“Individuals in our communities deserve a chance to effectively transition back into productive members of society, and this bill eliminates roadblocks toward achieving that goal,” said House Majority Leader Ronald Mariano (D-Quincy). “We believe these changes will be instrumental in encouraging folks that mistakes of their past will not serve as a life sentence.”
“This comprehensive modernization of our criminal justice system would increase rehabilitation opportunities for offenders who are likely to return to our communities while also confronting, with strong and enforceable increased penalties, those who threaten our society by selling synthetic opiates such as fentanyl and carfentanil,” said Senate Minority Leader Bruce Tarr (R – Gloucester). “The conference report also contains other important measures, such as those that strengthen the oversight of our state’s crime labs, that properly penalize reckless driving, and that cause stronger collection of critical DNA evidence.”

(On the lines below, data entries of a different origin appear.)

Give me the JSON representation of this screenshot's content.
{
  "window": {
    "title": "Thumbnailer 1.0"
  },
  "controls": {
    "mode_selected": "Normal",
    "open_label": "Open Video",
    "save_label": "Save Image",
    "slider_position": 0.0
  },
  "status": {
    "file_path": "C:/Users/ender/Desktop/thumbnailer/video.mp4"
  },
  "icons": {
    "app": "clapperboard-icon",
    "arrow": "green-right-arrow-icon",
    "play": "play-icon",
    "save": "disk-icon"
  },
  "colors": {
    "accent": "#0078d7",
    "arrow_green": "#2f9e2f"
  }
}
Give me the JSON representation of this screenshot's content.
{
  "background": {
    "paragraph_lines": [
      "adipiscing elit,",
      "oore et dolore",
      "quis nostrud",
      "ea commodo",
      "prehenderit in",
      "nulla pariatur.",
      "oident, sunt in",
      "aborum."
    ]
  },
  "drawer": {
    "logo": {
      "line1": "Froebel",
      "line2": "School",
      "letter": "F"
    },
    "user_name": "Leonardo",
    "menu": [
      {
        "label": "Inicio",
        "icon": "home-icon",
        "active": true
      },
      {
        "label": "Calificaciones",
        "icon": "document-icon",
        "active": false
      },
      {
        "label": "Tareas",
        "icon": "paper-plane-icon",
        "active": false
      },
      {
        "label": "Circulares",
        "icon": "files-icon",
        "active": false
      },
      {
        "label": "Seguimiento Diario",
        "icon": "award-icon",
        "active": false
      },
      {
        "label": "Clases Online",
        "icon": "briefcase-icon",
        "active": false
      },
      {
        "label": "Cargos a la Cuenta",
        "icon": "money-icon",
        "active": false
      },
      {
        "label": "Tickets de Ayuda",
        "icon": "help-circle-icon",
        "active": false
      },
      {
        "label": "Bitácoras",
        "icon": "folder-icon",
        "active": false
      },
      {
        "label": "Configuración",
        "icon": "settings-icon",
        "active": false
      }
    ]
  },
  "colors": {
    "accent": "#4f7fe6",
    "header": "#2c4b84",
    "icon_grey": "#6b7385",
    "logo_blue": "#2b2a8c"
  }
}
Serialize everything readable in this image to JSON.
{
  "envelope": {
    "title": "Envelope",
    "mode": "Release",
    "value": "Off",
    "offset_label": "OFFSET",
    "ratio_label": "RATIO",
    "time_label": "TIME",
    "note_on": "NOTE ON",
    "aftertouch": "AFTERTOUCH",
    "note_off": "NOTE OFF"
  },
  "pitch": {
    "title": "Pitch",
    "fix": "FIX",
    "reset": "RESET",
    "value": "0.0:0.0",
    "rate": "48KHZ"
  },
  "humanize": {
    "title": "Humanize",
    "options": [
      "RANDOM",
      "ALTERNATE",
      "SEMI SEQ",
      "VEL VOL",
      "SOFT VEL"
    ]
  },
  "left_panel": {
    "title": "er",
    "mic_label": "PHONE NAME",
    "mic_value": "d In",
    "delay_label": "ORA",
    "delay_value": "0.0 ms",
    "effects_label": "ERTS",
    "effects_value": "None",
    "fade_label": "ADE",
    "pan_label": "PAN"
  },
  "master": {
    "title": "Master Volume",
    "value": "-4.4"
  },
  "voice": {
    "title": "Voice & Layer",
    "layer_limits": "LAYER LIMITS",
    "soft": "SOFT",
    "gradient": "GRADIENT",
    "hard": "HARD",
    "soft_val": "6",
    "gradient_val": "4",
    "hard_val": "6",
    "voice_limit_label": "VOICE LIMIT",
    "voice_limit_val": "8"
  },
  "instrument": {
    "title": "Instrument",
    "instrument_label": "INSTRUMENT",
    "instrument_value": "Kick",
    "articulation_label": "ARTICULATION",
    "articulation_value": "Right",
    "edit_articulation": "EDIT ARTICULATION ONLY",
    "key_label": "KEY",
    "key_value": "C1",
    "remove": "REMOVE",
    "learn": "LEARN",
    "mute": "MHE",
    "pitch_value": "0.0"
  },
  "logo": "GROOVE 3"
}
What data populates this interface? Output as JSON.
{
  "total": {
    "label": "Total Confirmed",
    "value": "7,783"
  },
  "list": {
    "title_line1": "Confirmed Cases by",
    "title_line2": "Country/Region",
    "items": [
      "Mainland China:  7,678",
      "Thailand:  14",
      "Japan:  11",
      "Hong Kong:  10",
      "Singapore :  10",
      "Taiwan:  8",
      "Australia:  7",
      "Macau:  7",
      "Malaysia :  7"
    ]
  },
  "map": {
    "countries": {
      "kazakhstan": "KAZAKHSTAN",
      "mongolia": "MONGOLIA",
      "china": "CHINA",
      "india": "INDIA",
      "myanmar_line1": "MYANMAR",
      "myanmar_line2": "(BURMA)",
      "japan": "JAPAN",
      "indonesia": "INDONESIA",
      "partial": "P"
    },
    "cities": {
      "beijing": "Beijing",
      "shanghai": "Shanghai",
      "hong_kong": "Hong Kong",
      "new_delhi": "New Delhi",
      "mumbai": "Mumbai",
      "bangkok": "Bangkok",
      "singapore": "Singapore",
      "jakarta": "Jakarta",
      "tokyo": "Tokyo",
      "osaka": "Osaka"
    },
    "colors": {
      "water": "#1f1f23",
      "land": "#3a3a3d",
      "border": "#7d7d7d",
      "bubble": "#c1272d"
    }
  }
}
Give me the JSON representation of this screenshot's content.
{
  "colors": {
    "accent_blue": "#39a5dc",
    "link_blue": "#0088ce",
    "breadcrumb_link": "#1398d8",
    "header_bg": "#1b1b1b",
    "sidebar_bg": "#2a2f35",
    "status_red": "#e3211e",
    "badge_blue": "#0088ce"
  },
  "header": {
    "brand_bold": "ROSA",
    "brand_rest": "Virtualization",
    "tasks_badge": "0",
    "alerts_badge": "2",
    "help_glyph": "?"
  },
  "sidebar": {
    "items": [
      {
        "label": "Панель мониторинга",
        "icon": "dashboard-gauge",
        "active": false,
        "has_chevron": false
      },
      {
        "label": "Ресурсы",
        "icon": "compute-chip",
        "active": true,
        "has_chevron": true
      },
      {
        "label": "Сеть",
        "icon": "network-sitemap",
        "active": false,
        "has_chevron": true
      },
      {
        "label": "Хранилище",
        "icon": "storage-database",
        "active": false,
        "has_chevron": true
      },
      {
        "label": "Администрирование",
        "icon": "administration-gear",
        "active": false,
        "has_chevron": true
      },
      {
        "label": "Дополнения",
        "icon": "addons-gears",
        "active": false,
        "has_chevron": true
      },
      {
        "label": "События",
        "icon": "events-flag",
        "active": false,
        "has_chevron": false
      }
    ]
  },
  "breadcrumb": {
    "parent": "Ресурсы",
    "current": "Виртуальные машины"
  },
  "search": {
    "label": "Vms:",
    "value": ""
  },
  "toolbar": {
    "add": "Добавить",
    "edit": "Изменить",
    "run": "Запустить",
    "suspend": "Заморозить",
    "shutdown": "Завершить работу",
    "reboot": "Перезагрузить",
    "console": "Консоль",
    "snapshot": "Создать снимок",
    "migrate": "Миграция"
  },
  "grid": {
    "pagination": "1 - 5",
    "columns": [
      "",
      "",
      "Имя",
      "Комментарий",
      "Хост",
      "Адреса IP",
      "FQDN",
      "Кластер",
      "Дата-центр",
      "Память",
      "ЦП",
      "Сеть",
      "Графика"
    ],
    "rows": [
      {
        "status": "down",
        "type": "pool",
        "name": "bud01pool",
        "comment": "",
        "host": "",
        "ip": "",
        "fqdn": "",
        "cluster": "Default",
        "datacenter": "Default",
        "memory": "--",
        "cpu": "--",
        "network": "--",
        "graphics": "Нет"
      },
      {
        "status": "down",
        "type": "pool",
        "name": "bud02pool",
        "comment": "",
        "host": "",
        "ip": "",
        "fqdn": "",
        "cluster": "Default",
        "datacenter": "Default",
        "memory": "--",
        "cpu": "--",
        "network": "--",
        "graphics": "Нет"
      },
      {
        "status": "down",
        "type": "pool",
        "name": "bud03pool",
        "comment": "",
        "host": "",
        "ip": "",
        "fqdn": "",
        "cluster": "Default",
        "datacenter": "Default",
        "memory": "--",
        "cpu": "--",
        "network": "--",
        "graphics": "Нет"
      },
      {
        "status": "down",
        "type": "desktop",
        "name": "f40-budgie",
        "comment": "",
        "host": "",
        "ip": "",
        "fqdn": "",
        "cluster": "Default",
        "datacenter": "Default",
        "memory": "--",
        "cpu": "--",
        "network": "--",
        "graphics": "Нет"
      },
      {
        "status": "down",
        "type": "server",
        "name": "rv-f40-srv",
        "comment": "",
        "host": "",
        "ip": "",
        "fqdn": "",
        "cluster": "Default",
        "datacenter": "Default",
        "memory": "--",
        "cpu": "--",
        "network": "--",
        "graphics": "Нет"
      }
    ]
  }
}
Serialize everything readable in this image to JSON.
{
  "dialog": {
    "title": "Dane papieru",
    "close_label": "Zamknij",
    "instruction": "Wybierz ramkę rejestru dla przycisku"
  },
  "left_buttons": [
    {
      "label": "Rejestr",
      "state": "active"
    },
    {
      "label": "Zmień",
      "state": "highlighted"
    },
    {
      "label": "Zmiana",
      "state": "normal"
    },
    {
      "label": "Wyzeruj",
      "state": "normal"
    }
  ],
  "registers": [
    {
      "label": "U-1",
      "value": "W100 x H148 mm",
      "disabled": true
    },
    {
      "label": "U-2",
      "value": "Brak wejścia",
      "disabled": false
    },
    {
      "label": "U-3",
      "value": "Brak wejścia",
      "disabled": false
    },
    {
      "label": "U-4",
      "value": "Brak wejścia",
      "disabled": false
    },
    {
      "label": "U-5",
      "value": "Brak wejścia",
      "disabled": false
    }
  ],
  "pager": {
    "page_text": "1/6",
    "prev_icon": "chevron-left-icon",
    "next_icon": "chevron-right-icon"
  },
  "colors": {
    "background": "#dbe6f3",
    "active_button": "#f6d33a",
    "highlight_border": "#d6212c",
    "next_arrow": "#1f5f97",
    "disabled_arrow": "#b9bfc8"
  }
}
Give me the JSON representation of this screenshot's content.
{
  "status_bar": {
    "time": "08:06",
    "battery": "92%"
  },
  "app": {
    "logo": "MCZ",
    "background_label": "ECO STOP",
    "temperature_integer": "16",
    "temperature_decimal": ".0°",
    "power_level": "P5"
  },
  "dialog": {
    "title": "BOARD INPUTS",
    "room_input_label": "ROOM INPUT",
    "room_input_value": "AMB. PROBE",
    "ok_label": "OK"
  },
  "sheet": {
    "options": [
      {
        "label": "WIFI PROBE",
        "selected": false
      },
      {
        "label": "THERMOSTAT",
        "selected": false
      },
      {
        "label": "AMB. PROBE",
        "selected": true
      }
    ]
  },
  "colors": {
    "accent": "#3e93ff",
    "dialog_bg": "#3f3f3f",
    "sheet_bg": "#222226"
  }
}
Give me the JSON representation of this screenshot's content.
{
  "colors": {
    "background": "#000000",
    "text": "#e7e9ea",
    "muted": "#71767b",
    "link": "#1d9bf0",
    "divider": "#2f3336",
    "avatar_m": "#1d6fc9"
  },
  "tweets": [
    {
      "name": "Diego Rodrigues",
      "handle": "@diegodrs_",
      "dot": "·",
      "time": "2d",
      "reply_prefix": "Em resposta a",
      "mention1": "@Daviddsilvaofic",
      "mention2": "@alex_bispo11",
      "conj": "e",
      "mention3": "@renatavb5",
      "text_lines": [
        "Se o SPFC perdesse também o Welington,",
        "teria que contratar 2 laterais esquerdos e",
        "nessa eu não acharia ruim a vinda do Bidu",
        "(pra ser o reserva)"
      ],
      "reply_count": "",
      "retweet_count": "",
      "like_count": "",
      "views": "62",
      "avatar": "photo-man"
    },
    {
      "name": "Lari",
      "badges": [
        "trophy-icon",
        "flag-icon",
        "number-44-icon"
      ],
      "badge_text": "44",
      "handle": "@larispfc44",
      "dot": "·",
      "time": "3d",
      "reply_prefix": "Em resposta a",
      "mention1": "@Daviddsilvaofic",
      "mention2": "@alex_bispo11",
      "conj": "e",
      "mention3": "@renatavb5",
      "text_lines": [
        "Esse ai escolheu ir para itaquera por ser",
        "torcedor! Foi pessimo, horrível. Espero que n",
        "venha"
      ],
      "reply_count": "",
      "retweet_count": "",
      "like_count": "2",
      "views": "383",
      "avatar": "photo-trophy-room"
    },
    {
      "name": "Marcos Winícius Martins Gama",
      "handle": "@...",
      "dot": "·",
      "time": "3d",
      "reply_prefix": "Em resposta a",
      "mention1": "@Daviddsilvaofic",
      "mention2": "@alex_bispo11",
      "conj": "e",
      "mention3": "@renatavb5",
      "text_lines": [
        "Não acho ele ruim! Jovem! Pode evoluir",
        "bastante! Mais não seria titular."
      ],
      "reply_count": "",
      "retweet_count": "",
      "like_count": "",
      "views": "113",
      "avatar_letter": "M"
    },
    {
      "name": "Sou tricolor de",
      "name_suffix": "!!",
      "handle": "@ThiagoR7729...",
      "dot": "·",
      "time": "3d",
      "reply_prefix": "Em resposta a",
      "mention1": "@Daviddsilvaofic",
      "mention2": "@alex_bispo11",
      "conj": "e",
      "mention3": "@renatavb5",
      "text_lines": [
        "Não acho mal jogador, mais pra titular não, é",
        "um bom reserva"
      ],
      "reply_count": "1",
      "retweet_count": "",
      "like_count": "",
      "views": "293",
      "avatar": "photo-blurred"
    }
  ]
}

“It was a great bipartisan effort and a great bicameral effort. I was proud to be part of the team,” said Representative Sheila Harrington (R-Groton).
The legislation also enacts a number of additional policy changes, including: decriminalization of minor offenses; diversion of minor offenses away from prosecution/incarceration; bail reform to reduce unnecessary incarceration; repeal and limiting of mandatory minimums for non-opiate, non-weight retail drug offenses; strengthening of minimum mandatories for opiates; reduction of solitary confinement; improvement of prison conditions; release of prisoners who are permanently incapacitated and pose no safety risk; policies to provide better care for juveniles, young adults and women in the criminal justice system; and policies to strengthen protections for public safety and witness protection.
The full text of the report can be found on the Massachusetts General Court website here.